In the midst of firing on a new target, an enemy shell put her gun director out of action and forced the AARON WARD’s gunners to rely on local control. In the minutes that followed she took eight more direct hits. Star shells lit the space around her making the badly damaged destroyer an easy target for the enemy. Hoping to clear the area, her skipper ordered flank speed ahead but by 0225 she had lost steering control. Five minutes later, all firing around her ceased. The battle was over, but not for the AARON WARD. At 0235, she was dead in the water, her forward engine room flooded. Undaunted, her crew pumped saltwater into the tanks and lit the boilers off to get the AARON WARD underway at 0500. Half an hour later, she was dead in the water again. All around her were crippled ships: an enemy battleship steaming in circles, the CUSHING and MONSSEN in flames, the charred hulk of the ATLANTA still afloat. At 0620, the tug BOBOLINK (AT-131) arrived, but before she could take the destroyer in tow, they came under fire from the battleship HIEI. American planes from Henderson Field arrived to divert the battleship long enough for the BOBOLINK to rig her line and tow the AARON WARD to where a YP could take the destroyer into Tulagi. Twelve of her crew were killed in action, three died of their wounds, another fifty-seven were wounded The WARD went on to Pearl Harbor for permanent repairs and on 6 February resumed her escort duties with the fleet.

At 1512 on 7 April 1943, while covering the LST-449 through Lengo Channel, the destroyer’s lookouts spotted three enemy planes coming out of the sun. Her gunners opened fire, but a minute later, three more dive bombers were heading for the ship. Surging ahead at flank speed, the AARON WARD opened fire with her 20-mm and 40-mm guns and her 5-inch battery. Bombs from the first three planes struck on or near the ship. The mining effect of the near-misses rocked her violently, seeming to lift the AARON WARD out of the water. The first tore holes in her side rapidly flooding the forward fireroom; the second struck the engine room causing a loss of all electrical power on the 5-inch and 40-mm mounts. Shifting to local control, the gunners kept up their fire. A third bomb splashed close aboard, holing her port side near the after engine room. Having lost power to her rudder, the ship circled helplessly as the second trio of dive bombers attacked, achieving two very near misses.
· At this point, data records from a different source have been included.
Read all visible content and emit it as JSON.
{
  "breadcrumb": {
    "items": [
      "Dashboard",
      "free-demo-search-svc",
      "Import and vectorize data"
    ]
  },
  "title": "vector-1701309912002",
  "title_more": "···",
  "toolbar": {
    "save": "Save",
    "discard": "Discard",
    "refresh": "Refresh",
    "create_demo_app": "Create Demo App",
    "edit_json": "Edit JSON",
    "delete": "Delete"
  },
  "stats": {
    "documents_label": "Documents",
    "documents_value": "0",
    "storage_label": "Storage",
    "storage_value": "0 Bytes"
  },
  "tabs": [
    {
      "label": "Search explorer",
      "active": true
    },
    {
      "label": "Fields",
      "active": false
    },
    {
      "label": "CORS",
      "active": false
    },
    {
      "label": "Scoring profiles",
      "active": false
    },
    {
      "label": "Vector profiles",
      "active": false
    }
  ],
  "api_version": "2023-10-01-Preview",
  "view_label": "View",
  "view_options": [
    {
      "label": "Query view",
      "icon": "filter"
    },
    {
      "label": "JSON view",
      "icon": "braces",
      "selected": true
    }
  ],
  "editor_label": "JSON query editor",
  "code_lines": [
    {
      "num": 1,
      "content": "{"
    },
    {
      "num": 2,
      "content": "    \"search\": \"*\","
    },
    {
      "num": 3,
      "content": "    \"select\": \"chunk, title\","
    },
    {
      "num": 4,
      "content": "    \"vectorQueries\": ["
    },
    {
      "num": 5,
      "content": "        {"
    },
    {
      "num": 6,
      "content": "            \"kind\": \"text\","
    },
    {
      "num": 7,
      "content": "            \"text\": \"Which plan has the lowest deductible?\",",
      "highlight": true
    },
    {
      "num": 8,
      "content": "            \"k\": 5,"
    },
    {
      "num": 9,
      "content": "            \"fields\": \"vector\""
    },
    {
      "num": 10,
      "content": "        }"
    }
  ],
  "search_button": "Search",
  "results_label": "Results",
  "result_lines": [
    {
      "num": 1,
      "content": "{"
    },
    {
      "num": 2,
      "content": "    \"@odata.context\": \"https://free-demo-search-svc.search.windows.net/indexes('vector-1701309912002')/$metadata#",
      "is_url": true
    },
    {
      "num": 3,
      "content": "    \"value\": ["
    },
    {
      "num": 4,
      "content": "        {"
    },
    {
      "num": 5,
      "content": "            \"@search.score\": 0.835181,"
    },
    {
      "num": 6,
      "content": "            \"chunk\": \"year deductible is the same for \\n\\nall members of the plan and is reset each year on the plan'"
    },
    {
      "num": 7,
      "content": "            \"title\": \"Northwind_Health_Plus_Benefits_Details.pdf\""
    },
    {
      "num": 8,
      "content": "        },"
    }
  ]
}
Despite the determined efforts of her crew and the assistance of the tugs ORTOLAN (ASR-5) and VIREO (ATO-144), the destroyer developed an increasing list to starboard, and by 2115 the battle to save the WARD clearly was being lost. At 2135, after a failed attempt to beach her on a Florida Island shoal, her after bulkheads gave way, and the ship began sinking stern-first. Her bow was not quite vertical, looming over the ORTOLAN’s fo’c’sle, when the tugs cut their tow lines and got clear. In her final seconds, the AARON WARD straightened and then, plummeted to the bottom forty fathoms below. Twenty-seven of her crew died that day; fifty-nine were wounded.